• _Aim of the task_
A word-for-word copy of the data, pictures excluded, is what this task asks for.

== Study material

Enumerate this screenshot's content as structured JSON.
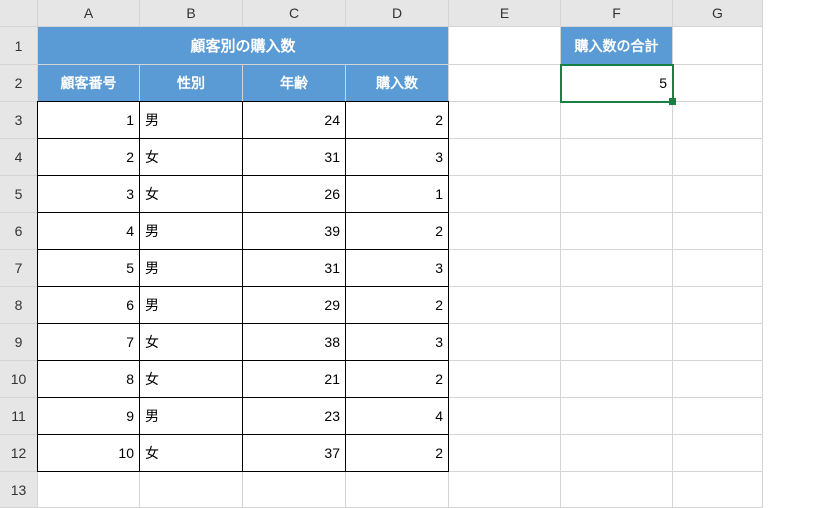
{
  "columns": [
    "A",
    "B",
    "C",
    "D",
    "E",
    "F",
    "G"
  ],
  "rows": [
    "1",
    "2",
    "3",
    "4",
    "5",
    "6",
    "7",
    "8",
    "9",
    "10",
    "11",
    "12",
    "13"
  ],
  "main_title": "顧客別の購入数",
  "headers": {
    "customer_id": "顧客番号",
    "gender": "性別",
    "age": "年齢",
    "purchases": "購入数"
  },
  "sum_label": "購入数の合計",
  "sum_value": "5",
  "data_rows": [
    {
      "id": "1",
      "gender": "男",
      "age": "24",
      "purchases": "2"
    },
    {
      "id": "2",
      "gender": "女",
      "age": "31",
      "purchases": "3"
    },
    {
      "id": "3",
      "gender": "女",
      "age": "26",
      "purchases": "1"
    },
    {
      "id": "4",
      "gender": "男",
      "age": "39",
      "purchases": "2"
    },
    {
      "id": "5",
      "gender": "男",
      "age": "31",
      "purchases": "3"
    },
    {
      "id": "6",
      "gender": "男",
      "age": "29",
      "purchases": "2"
    },
    {
      "id": "7",
      "gender": "女",
      "age": "38",
      "purchases": "3"
    },
    {
      "id": "8",
      "gender": "女",
      "age": "21",
      "purchases": "2"
    },
    {
      "id": "9",
      "gender": "男",
      "age": "23",
      "purchases": "4"
    },
    {
      "id": "10",
      "gender": "女",
      "age": "37",
      "purchases": "2"
    }
  ],
  "chart_data": {
    "type": "table",
    "title": "顧客別の購入数",
    "columns": [
      "顧客番号",
      "性別",
      "年齢",
      "購入数"
    ],
    "rows": [
      [
        1,
        "男",
        24,
        2
      ],
      [
        2,
        "女",
        31,
        3
      ],
      [
        3,
        "女",
        26,
        1
      ],
      [
        4,
        "男",
        39,
        2
      ],
      [
        5,
        "男",
        31,
        3
      ],
      [
        6,
        "男",
        29,
        2
      ],
      [
        7,
        "女",
        38,
        3
      ],
      [
        8,
        "女",
        21,
        2
      ],
      [
        9,
        "男",
        23,
        4
      ],
      [
        10,
        "女",
        37,
        2
      ]
    ],
    "summary": {
      "購入数の合計": 5
    }
  }
}
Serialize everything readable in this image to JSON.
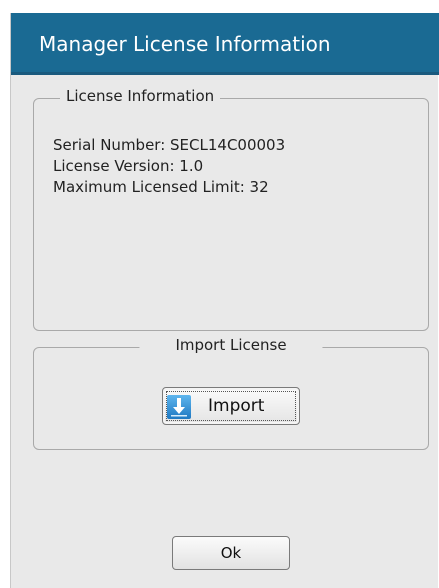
{
  "dialog": {
    "title": "Manager License Information",
    "title_bar_color": "#1a6a93"
  },
  "license_info": {
    "legend": "License Information",
    "serial_number": "Serial Number: SECL14C00003",
    "license_version": "License Version: 1.0",
    "max_limit": "Maximum Licensed Limit: 32"
  },
  "import_license": {
    "legend": "Import License",
    "button_label": "Import",
    "button_icon": "download-arrow-icon"
  },
  "footer": {
    "ok_label": "Ok"
  }
}
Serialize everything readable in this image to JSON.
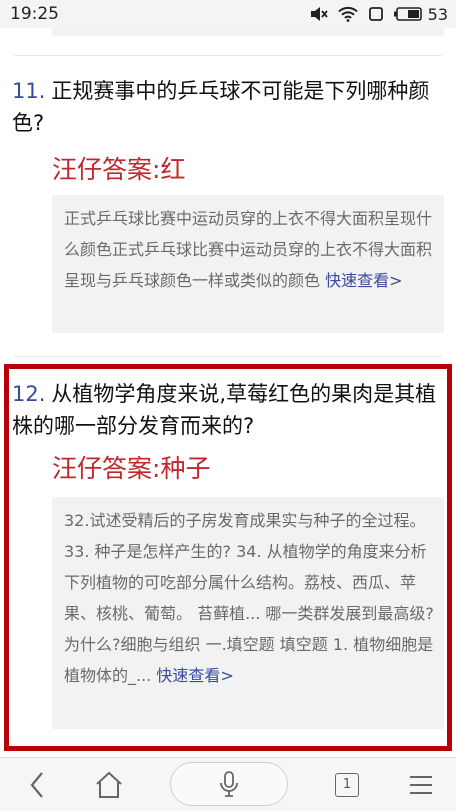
{
  "status_bar": {
    "time": "19:25",
    "battery": "53"
  },
  "items": [
    {
      "number": "11.",
      "question": "正规赛事中的乒乓球不可能是下列哪种颜色?",
      "answer_label": "汪仔答案:",
      "answer_value": "红",
      "snippet": "正式乒乓球比赛中运动员穿的上衣不得大面积呈现什么颜色正式乒乓球比赛中运动员穿的上衣不得大面积呈现与乒乓球颜色一样或类似的颜色",
      "more_label": "快速查看>"
    },
    {
      "number": "12.",
      "question": "从植物学角度来说,草莓红色的果肉是其植株的哪一部分发育而来的?",
      "answer_label": "汪仔答案:",
      "answer_value": "种子",
      "snippet": "32.试述受精后的子房发育成果实与种子的全过程。 33. 种子是怎样产生的? 34. 从植物学的角度来分析下列植物的可吃部分属什么结构。荔枝、西瓜、苹果、核桃、葡萄。 苔藓植... 哪一类群发展到最高级?为什么?细胞与组织 一.填空题 填空题 1. 植物细胞是植物体的_...",
      "more_label": "快速查看>"
    }
  ],
  "bottom_nav": {
    "tab_count": "1"
  },
  "colors": {
    "highlight_border": "#b8000b",
    "answer": "#c0282b",
    "link": "#3a4a9f"
  }
}
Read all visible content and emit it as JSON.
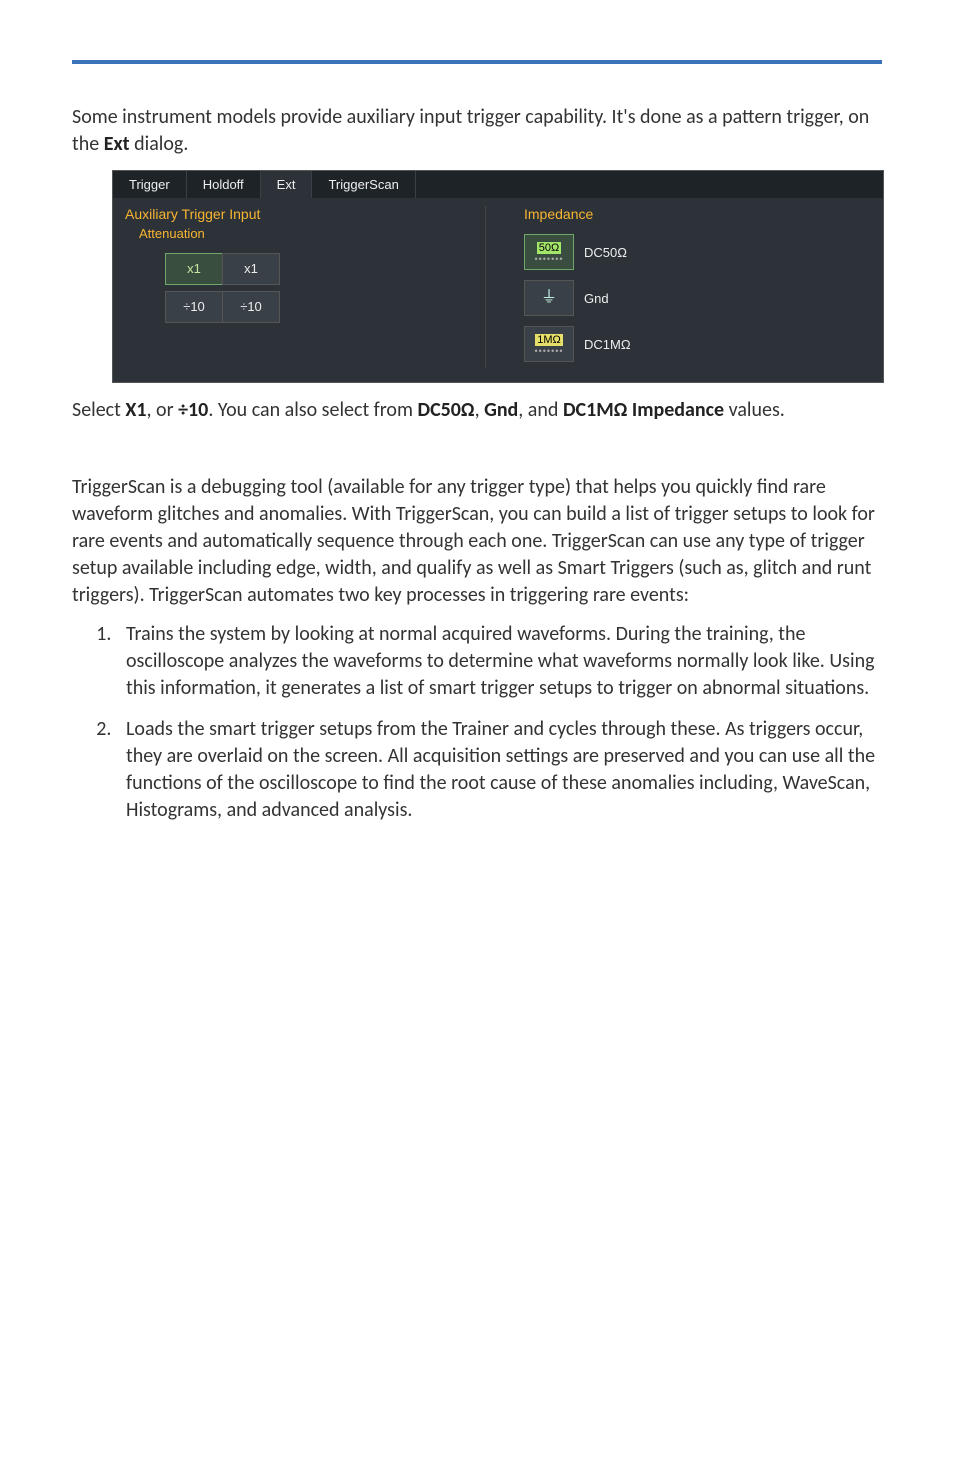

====

• _Exercise result_
Enumerate this screenshot's content as structured JSON.
{
  "columns": [
    "A",
    "B",
    "C",
    "D",
    "E",
    "F",
    "G"
  ],
  "rows": [
    "1",
    "2",
    "3",
    "4",
    "5",
    "6",
    "7",
    "8",
    "9",
    "10",
    "11",
    "12",
    "13"
  ],
  "main_title": "顧客別の購入数",
  "headers": {
    "customer_id": "顧客番号",
    "gender": "性別",
    "age": "年齢",
    "purchases": "購入数"
  },
  "sum_label": "購入数の合計",
  "sum_value": "5",
  "data_rows": [
    {
      "id": "1",
      "gender": "男",
      "age": "24",
      "purchases": "2"
    },
    {
      "id": "2",
      "gender": "女",
      "age": "31",
      "purchases": "3"
    },
    {
      "id": "3",
      "gender": "女",
      "age": "26",
      "purchases": "1"
    },
    {
      "id": "4",
      "gender": "男",
      "age": "39",
      "purchases": "2"
    },
    {
      "id": "5",
      "gender": "男",
      "age": "31",
      "purchases": "3"
    },
    {
      "id": "6",
      "gender": "男",
      "age": "29",
      "purchases": "2"
    },
    {
      "id": "7",
      "gender": "女",
      "age": "38",
      "purchases": "3"
    },
    {
      "id": "8",
      "gender": "女",
      "age": "21",
      "purchases": "2"
    },
    {
      "id": "9",
      "gender": "男",
      "age": "23",
      "purchases": "4"
    },
    {
      "id": "10",
      "gender": "女",
      "age": "37",
      "purchases": "2"
    }
  ],
  "chart_data": {
    "type": "table",
    "title": "顧客別の購入数",
    "columns": [
      "顧客番号",
      "性別",
      "年齢",
      "購入数"
    ],
    "rows": [
      [
        1,
        "男",
        24,
        2
      ],
      [
        2,
        "女",
        31,
        3
      ],
      [
        3,
        "女",
        26,
        1
      ],
      [
        4,
        "男",
        39,
        2
      ],
      [
        5,
        "男",
        31,
        3
      ],
      [
        6,
        "男",
        29,
        2
      ],
      [
        7,
        "女",
        38,
        3
      ],
      [
        8,
        "女",
        21,
        2
      ],
      [
        9,
        "男",
        23,
        4
      ],
      [
        10,
        "女",
        37,
        2
      ]
    ],
    "summary": {
      "購入数の合計": 5
    }
  }
}
Serialize everything readable in this image to JSON.
{
  "dialog": {
    "title": "Manager License Information",
    "title_bar_color": "#1a6a93"
  },
  "license_info": {
    "legend": "License Information",
    "serial_number": "Serial Number: SECL14C00003",
    "license_version": "License Version: 1.0",
    "max_limit": "Maximum Licensed Limit: 32"
  },
  "import_license": {
    "legend": "Import License",
    "button_label": "Import",
    "button_icon": "download-arrow-icon"
  },
  "footer": {
    "ok_label": "Ok"
  }
}
Serialize everything readable in this image to JSON.
{
  "status_bar": {
    "time": "19:25",
    "battery": "53"
  },
  "items": [
    {
      "number": "11.",
      "question": "正规赛事中的乒乓球不可能是下列哪种颜色?",
      "answer_label": "汪仔答案:",
      "answer_value": "红",
      "snippet": "正式乒乓球比赛中运动员穿的上衣不得大面积呈现什么颜色正式乒乓球比赛中运动员穿的上衣不得大面积呈现与乒乓球颜色一样或类似的颜色",
      "more_label": "快速查看>"
    },
    {
      "number": "12.",
      "question": "从植物学角度来说,草莓红色的果肉是其植株的哪一部分发育而来的?",
      "answer_label": "汪仔答案:",
      "answer_value": "种子",
      "snippet": "32.试述受精后的子房发育成果实与种子的全过程。 33. 种子是怎样产生的? 34. 从植物学的角度来分析下列植物的可吃部分属什么结构。荔枝、西瓜、苹果、核桃、葡萄。 苔藓植... 哪一类群发展到最高级?为什么?细胞与组织 一.填空题 填空题 1. 植物细胞是植物体的_...",
      "more_label": "快速查看>"
    }
  ],
  "bottom_nav": {
    "tab_count": "1"
  },
  "colors": {
    "highlight_border": "#b8000b",
    "answer": "#c0282b",
    "link": "#3a4a9f"
  }
}
Read all visible content and emit it as JSON.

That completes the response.